Counting only lines that contain "فاکتور", how many are there in the records below? Give the figure alone.

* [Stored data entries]

+++

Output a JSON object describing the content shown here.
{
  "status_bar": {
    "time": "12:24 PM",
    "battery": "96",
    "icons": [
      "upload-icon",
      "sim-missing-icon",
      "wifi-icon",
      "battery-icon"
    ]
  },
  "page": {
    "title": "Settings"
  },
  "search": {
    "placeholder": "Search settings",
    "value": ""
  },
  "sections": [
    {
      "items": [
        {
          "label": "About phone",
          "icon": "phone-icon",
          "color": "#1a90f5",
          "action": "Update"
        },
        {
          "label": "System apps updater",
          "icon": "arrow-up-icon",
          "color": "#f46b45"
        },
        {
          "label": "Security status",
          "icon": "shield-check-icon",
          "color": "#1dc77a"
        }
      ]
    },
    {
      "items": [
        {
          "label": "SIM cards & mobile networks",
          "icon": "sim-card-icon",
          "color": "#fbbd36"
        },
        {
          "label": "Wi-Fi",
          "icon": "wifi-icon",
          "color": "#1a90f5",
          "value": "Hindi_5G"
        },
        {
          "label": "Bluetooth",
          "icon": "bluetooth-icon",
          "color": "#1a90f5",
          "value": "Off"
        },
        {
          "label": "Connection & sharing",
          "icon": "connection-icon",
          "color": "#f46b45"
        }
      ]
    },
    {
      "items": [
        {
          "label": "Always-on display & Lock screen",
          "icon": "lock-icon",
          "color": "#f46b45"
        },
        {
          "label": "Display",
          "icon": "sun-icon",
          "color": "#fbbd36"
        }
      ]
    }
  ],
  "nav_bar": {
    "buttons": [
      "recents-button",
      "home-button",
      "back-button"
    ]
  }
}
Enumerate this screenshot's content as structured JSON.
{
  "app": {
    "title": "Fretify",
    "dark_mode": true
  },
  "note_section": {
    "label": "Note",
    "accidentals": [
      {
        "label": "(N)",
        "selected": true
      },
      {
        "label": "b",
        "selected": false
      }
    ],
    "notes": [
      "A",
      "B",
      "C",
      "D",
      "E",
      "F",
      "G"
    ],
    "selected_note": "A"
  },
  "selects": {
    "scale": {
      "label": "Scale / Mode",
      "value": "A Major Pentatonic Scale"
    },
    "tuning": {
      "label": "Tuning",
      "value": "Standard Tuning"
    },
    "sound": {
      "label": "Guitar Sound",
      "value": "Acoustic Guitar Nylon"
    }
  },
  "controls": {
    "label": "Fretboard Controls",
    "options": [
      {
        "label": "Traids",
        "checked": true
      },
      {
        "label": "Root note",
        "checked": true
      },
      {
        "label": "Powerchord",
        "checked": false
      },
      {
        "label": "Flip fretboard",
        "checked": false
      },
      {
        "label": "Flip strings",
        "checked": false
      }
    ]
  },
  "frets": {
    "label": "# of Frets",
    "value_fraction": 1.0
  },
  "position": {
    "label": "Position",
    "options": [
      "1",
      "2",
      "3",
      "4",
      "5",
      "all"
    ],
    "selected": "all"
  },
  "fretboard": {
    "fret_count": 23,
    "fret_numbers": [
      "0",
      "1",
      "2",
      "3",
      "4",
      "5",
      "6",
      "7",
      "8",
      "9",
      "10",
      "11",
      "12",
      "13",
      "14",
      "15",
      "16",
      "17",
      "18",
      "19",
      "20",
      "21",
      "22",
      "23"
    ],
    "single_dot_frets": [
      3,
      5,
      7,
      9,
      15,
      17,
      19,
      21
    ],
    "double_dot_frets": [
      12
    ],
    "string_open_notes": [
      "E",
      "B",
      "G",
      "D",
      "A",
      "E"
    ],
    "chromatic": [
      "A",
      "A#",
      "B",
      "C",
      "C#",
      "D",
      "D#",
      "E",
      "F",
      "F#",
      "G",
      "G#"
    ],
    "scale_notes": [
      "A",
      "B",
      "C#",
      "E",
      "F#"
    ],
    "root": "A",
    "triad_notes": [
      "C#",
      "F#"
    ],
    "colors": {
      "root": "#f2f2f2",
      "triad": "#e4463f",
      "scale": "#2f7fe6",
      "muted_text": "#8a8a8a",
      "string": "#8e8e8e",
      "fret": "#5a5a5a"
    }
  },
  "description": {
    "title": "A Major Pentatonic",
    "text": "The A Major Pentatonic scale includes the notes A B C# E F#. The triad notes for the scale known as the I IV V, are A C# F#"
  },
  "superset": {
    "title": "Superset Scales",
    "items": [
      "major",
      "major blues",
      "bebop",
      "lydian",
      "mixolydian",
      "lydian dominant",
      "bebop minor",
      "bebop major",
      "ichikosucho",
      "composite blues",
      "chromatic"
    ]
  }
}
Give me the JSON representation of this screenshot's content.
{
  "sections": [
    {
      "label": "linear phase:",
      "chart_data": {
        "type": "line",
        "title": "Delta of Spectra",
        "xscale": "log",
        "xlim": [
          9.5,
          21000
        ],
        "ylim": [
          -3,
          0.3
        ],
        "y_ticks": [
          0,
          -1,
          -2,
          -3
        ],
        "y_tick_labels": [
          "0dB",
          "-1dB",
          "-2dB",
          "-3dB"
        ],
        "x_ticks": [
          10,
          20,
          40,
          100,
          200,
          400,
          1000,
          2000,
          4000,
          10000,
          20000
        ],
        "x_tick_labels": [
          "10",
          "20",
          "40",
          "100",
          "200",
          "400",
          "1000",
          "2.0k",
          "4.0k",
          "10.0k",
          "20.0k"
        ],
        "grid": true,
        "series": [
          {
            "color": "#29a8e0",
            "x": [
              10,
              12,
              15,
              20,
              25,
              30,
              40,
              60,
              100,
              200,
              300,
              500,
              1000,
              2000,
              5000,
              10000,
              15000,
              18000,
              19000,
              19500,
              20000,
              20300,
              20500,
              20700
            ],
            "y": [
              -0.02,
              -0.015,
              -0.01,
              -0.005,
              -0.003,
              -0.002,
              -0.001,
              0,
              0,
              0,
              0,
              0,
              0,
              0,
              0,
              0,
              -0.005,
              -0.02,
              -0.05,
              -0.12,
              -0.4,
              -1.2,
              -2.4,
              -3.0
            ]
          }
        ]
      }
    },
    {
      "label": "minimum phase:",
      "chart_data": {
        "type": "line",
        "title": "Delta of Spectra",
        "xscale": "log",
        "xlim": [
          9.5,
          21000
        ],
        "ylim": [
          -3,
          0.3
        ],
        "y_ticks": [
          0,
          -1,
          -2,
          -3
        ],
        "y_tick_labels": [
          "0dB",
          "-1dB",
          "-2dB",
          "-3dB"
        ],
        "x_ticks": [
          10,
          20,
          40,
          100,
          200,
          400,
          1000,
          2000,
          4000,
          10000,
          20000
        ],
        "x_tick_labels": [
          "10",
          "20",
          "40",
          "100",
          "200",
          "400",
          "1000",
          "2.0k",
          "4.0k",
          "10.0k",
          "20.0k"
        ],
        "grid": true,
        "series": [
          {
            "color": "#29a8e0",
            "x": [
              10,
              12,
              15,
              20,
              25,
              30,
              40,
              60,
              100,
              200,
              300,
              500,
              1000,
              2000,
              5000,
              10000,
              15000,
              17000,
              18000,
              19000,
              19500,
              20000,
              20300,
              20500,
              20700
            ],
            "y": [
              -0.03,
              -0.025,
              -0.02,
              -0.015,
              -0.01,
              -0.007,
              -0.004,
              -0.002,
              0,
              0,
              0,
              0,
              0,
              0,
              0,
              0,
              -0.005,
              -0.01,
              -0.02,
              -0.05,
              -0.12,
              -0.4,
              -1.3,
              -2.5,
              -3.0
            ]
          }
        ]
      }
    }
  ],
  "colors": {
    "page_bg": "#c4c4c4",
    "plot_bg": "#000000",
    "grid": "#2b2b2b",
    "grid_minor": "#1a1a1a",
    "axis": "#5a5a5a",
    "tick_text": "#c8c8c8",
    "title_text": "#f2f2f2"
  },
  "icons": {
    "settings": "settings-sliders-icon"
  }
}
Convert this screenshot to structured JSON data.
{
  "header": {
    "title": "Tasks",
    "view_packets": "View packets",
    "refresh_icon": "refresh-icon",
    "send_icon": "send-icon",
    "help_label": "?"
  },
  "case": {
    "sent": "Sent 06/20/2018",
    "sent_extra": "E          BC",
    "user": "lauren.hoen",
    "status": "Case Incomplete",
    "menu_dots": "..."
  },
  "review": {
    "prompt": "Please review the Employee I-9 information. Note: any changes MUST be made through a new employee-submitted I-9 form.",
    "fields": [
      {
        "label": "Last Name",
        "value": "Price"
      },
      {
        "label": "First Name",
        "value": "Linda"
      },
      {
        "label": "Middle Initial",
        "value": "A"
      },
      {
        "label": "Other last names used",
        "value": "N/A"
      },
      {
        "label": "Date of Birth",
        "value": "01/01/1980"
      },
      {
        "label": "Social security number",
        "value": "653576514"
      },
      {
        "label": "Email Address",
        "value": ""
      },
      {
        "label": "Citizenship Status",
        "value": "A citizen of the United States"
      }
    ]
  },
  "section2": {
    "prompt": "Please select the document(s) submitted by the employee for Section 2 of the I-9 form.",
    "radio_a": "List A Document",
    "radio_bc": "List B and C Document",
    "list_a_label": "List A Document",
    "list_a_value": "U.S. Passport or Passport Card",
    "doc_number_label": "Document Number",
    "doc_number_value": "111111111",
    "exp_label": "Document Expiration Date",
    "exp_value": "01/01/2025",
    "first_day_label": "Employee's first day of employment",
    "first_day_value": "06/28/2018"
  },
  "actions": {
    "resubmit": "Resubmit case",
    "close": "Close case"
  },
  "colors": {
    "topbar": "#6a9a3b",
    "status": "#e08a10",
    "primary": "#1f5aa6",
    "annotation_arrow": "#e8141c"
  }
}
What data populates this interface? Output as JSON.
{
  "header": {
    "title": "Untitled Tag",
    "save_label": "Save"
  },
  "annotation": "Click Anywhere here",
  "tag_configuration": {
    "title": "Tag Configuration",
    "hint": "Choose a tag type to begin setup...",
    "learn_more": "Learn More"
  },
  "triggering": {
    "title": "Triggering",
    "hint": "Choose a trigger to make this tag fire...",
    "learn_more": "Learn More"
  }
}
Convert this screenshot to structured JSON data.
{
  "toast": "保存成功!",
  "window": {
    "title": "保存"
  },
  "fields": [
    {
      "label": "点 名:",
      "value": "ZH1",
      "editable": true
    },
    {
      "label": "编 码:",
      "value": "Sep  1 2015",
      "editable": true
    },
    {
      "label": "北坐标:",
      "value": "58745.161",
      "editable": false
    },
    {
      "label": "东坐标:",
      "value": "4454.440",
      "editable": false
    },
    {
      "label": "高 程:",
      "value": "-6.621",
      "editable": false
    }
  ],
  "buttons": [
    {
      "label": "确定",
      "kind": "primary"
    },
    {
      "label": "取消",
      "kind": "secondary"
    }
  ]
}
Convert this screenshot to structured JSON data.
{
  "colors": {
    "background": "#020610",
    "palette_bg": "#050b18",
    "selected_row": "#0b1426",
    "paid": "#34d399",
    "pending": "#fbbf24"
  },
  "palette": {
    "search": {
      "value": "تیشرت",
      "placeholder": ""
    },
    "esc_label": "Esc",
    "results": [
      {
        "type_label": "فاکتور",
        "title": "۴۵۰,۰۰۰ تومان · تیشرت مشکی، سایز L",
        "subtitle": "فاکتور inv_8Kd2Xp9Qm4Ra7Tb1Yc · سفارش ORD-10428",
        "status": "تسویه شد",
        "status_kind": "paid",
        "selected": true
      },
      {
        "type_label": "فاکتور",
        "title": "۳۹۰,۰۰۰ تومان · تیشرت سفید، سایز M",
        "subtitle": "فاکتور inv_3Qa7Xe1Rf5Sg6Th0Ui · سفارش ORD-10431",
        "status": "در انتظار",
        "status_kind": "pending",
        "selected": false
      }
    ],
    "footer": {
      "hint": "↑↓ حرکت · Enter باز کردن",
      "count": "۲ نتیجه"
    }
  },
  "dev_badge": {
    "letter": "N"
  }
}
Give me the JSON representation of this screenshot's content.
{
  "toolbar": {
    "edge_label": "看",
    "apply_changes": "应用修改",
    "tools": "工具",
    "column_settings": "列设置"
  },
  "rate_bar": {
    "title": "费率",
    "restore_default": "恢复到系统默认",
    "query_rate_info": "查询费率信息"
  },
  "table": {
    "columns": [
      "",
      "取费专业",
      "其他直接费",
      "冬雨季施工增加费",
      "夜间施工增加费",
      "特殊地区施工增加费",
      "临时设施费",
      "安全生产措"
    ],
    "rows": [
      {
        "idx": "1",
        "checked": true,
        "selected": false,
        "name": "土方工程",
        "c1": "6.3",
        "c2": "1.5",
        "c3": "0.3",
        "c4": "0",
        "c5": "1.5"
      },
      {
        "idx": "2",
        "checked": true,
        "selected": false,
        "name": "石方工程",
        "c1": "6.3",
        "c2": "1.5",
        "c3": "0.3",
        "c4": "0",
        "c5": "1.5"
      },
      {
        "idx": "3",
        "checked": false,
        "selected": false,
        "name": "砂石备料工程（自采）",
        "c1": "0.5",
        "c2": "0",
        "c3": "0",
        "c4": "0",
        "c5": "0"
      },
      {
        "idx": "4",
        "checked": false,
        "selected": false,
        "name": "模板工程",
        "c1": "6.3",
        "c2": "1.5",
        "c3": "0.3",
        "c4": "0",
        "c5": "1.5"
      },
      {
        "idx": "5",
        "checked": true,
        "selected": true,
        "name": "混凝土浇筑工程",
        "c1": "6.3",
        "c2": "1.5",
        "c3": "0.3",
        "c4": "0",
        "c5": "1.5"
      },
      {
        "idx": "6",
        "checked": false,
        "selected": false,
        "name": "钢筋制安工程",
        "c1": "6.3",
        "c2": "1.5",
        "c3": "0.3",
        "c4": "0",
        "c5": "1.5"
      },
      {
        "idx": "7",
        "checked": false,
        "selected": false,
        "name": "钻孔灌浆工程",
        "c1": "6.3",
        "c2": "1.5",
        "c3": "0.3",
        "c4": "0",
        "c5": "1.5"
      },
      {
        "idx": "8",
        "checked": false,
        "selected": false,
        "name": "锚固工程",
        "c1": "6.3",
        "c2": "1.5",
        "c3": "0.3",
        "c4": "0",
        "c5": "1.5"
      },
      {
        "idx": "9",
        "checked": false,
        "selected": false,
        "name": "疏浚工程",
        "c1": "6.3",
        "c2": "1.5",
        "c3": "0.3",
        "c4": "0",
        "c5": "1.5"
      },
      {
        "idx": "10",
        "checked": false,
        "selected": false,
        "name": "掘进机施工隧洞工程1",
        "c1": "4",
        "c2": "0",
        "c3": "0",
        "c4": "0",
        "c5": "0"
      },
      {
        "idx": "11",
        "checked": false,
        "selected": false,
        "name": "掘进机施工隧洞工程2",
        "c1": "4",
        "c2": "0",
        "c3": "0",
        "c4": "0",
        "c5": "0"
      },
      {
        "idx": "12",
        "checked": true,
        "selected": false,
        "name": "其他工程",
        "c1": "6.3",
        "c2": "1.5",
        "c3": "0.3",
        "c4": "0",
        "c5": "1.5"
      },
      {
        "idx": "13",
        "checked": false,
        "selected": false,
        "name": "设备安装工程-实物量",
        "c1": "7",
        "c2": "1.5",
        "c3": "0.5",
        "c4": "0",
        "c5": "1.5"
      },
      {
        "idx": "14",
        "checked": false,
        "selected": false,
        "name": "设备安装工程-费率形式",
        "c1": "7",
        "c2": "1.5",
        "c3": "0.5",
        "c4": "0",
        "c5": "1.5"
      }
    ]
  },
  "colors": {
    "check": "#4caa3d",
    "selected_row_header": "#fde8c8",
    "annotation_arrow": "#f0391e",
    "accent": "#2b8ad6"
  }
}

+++

* [Solution for this problem]
4